##### Input records #####

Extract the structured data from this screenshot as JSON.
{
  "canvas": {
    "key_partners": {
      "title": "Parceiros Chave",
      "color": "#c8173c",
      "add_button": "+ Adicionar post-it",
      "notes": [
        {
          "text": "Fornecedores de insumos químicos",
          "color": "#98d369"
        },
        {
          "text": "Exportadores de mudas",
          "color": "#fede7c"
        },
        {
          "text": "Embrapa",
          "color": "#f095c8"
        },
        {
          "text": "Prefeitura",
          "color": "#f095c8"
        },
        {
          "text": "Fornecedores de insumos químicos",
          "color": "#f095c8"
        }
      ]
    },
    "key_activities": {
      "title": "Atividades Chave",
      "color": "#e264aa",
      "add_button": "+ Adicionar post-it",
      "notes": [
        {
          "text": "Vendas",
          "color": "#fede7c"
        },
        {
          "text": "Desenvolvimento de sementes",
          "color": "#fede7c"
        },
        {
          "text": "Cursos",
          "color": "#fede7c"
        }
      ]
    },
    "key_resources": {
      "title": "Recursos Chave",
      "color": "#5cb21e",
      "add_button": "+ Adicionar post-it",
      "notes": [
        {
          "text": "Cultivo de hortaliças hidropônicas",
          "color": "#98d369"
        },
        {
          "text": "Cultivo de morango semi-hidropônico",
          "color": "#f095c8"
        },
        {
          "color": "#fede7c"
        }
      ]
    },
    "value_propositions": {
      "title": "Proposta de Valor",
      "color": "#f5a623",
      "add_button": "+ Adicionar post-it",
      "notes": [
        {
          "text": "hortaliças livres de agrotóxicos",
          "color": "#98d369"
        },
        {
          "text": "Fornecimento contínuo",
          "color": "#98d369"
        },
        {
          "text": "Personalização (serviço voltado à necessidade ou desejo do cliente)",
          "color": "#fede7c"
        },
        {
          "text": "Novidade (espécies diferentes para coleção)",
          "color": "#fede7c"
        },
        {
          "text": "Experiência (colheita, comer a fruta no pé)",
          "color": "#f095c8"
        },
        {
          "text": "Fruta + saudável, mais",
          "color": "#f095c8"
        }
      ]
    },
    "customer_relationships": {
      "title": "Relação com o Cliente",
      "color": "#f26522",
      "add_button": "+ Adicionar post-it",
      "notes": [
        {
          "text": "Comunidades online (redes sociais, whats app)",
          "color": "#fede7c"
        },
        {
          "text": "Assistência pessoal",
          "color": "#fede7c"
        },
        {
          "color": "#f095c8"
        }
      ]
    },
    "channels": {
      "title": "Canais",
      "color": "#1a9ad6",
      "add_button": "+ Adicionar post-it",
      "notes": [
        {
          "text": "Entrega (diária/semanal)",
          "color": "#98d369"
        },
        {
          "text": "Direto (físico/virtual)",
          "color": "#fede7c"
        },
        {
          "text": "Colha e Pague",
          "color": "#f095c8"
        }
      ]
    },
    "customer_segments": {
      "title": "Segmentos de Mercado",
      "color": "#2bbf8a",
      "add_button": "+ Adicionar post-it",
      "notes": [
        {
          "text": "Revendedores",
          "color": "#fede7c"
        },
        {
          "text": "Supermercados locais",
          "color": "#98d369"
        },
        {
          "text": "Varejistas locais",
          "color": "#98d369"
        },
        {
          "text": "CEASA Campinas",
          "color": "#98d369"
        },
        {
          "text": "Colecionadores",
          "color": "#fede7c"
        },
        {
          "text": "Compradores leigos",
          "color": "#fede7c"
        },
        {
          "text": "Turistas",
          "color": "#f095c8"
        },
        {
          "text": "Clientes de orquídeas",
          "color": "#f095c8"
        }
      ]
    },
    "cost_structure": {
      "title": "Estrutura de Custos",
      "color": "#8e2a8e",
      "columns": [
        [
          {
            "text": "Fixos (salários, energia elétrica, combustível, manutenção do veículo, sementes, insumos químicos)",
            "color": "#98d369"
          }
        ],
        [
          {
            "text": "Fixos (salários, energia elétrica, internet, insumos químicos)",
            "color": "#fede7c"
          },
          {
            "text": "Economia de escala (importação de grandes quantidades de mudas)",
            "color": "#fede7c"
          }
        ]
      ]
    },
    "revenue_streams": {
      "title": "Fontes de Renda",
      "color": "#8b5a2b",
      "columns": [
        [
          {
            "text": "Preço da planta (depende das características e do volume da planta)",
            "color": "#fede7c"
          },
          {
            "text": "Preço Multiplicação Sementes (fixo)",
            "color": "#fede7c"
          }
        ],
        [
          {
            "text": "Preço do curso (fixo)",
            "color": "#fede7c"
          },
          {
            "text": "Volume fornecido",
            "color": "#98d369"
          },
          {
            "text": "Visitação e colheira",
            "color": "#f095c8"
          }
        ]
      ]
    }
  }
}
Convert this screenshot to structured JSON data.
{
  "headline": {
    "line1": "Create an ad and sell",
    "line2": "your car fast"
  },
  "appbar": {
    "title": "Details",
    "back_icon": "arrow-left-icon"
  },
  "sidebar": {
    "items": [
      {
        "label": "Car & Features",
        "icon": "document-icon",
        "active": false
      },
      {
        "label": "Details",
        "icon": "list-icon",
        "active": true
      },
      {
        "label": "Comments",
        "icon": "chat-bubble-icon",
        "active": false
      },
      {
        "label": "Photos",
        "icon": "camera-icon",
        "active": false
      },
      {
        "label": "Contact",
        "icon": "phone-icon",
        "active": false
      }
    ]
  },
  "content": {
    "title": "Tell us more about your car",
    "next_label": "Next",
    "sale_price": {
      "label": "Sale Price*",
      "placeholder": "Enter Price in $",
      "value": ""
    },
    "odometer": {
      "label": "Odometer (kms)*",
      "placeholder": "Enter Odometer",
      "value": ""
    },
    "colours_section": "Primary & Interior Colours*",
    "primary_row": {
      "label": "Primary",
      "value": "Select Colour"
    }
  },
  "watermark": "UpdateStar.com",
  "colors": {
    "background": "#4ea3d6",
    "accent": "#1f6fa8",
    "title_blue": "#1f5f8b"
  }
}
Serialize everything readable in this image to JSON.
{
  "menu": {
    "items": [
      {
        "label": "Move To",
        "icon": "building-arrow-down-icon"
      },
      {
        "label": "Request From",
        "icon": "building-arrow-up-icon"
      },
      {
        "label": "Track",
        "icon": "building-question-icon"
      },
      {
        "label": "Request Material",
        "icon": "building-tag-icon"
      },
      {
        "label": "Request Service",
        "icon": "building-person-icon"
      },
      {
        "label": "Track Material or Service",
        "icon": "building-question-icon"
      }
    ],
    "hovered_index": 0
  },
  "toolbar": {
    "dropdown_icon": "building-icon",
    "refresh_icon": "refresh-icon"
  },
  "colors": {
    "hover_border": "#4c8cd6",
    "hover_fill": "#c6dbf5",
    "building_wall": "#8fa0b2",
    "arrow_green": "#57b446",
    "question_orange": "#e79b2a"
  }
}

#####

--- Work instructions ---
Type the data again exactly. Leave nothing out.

--- Written solution ---
Extract the structured data from this screenshot as JSON.
{
  "canvas": {
    "key_partners": {
      "title": "Parceiros Chave",
      "color": "#c8173c",
      "add_button": "+ Adicionar post-it",
      "notes": [
        {
          "text": "Fornecedores de insumos químicos",
          "color": "#98d369"
        },
        {
          "text": "Exportadores de mudas",
          "color": "#fede7c"
        },
        {
          "text": "Embrapa",
          "color": "#f095c8"
        },
        {
          "text": "Prefeitura",
          "color": "#f095c8"
        },
        {
          "text": "Fornecedores de insumos químicos",
          "color": "#f095c8"
        }
      ]
    },
    "key_activities": {
      "title": "Atividades Chave",
      "color": "#e264aa",
      "add_button": "+ Adicionar post-it",
      "notes": [
        {
          "text": "Vendas",
          "color": "#fede7c"
        },
        {
          "text": "Desenvolvimento de sementes",
          "color": "#fede7c"
        },
        {
          "text": "Cursos",
          "color": "#fede7c"
        }
      ]
    },
    "key_resources": {
      "title": "Recursos Chave",
      "color": "#5cb21e",
      "add_button": "+ Adicionar post-it",
      "notes": [
        {
          "text": "Cultivo de hortaliças hidropônicas",
          "color": "#98d369"
        },
        {
          "text": "Cultivo de morango semi-hidropônico",
          "color": "#f095c8"
        },
        {
          "color": "#fede7c"
        }
      ]
    },
    "value_propositions": {
      "title": "Proposta de Valor",
      "color": "#f5a623",
      "add_button": "+ Adicionar post-it",
      "notes": [
        {
          "text": "hortaliças livres de agrotóxicos",
          "color": "#98d369"
        },
        {
          "text": "Fornecimento contínuo",
          "color": "#98d369"
        },
        {
          "text": "Personalização (serviço voltado à necessidade ou desejo do cliente)",
          "color": "#fede7c"
        },
        {
          "text": "Novidade (espécies diferentes para coleção)",
          "color": "#fede7c"
        },
        {
          "text": "Experiência (colheita, comer a fruta no pé)",
          "color": "#f095c8"
        },
        {
          "text": "Fruta + saudável, mais",
          "color": "#f095c8"
        }
      ]
    },
    "customer_relationships": {
      "title": "Relação com o Cliente",
      "color": "#f26522",
      "add_button": "+ Adicionar post-it",
      "notes": [
        {
          "text": "Comunidades online (redes sociais, whats app)",
          "color": "#fede7c"
        },
        {
          "text": "Assistência pessoal",
          "color": "#fede7c"
        },
        {
          "color": "#f095c8"
        }
      ]
    },
    "channels": {
      "title": "Canais",
      "color": "#1a9ad6",
      "add_button": "+ Adicionar post-it",
      "notes": [
        {
          "text": "Entrega (diária/semanal)",
          "color": "#98d369"
        },
        {
          "text": "Direto (físico/virtual)",
          "color": "#fede7c"
        },
        {
          "text": "Colha e Pague",
          "color": "#f095c8"
        }
      ]
    },
    "customer_segments": {
      "title": "Segmentos de Mercado",
      "color": "#2bbf8a",
      "add_button": "+ Adicionar post-it",
      "notes": [
        {
          "text": "Revendedores",
          "color": "#fede7c"
        },
        {
          "text": "Supermercados locais",
          "color": "#98d369"
        },
        {
          "text": "Varejistas locais",
          "color": "#98d369"
        },
        {
          "text": "CEASA Campinas",
          "color": "#98d369"
        },
        {
          "text": "Colecionadores",
          "color": "#fede7c"
        },
        {
          "text": "Compradores leigos",
          "color": "#fede7c"
        },
        {
          "text": "Turistas",
          "color": "#f095c8"
        },
        {
          "text": "Clientes de orquídeas",
          "color": "#f095c8"
        }
      ]
    },
    "cost_structure": {
      "title": "Estrutura de Custos",
      "color": "#8e2a8e",
      "columns": [
        [
          {
            "text": "Fixos (salários, energia elétrica, combustível, manutenção do veículo, sementes, insumos químicos)",
            "color": "#98d369"
          }
        ],
        [
          {
            "text": "Fixos (salários, energia elétrica, internet, insumos químicos)",
            "color": "#fede7c"
          },
          {
            "text": "Economia de escala (importação de grandes quantidades de mudas)",
            "color": "#fede7c"
          }
        ]
      ]
    },
    "revenue_streams": {
      "title": "Fontes de Renda",
      "color": "#8b5a2b",
      "columns": [
        [
          {
            "text": "Preço da planta (depende das características e do volume da planta)",
            "color": "#fede7c"
          },
          {
            "text": "Preço Multiplicação Sementes (fixo)",
            "color": "#fede7c"
          }
        ],
        [
          {
            "text": "Preço do curso (fixo)",
            "color": "#fede7c"
          },
          {
            "text": "Volume fornecido",
            "color": "#98d369"
          },
          {
            "text": "Visitação e colheira",
            "color": "#f095c8"
          }
        ]
      ]
    }
  }
}
Convert this screenshot to structured JSON data.
{
  "headline": {
    "line1": "Create an ad and sell",
    "line2": "your car fast"
  },
  "appbar": {
    "title": "Details",
    "back_icon": "arrow-left-icon"
  },
  "sidebar": {
    "items": [
      {
        "label": "Car & Features",
        "icon": "document-icon",
        "active": false
      },
      {
        "label": "Details",
        "icon": "list-icon",
        "active": true
      },
      {
        "label": "Comments",
        "icon": "chat-bubble-icon",
        "active": false
      },
      {
        "label": "Photos",
        "icon": "camera-icon",
        "active": false
      },
      {
        "label": "Contact",
        "icon": "phone-icon",
        "active": false
      }
    ]
  },
  "content": {
    "title": "Tell us more about your car",
    "next_label": "Next",
    "sale_price": {
      "label": "Sale Price*",
      "placeholder": "Enter Price in $",
      "value": ""
    },
    "odometer": {
      "label": "Odometer (kms)*",
      "placeholder": "Enter Odometer",
      "value": ""
    },
    "colours_section": "Primary & Interior Colours*",
    "primary_row": {
      "label": "Primary",
      "value": "Select Colour"
    }
  },
  "watermark": "UpdateStar.com",
  "colors": {
    "background": "#4ea3d6",
    "accent": "#1f6fa8",
    "title_blue": "#1f5f8b"
  }
}
Serialize everything readable in this image to JSON.
{
  "menu": {
    "items": [
      {
        "label": "Move To",
        "icon": "building-arrow-down-icon"
      },
      {
        "label": "Request From",
        "icon": "building-arrow-up-icon"
      },
      {
        "label": "Track",
        "icon": "building-question-icon"
      },
      {
        "label": "Request Material",
        "icon": "building-tag-icon"
      },
      {
        "label": "Request Service",
        "icon": "building-person-icon"
      },
      {
        "label": "Track Material or Service",
        "icon": "building-question-icon"
      }
    ],
    "hovered_index": 0
  },
  "toolbar": {
    "dropdown_icon": "building-icon",
    "refresh_icon": "refresh-icon"
  },
  "colors": {
    "hover_border": "#4c8cd6",
    "hover_fill": "#c6dbf5",
    "building_wall": "#8fa0b2",
    "arrow_green": "#57b446",
    "question_orange": "#e79b2a"
  }
}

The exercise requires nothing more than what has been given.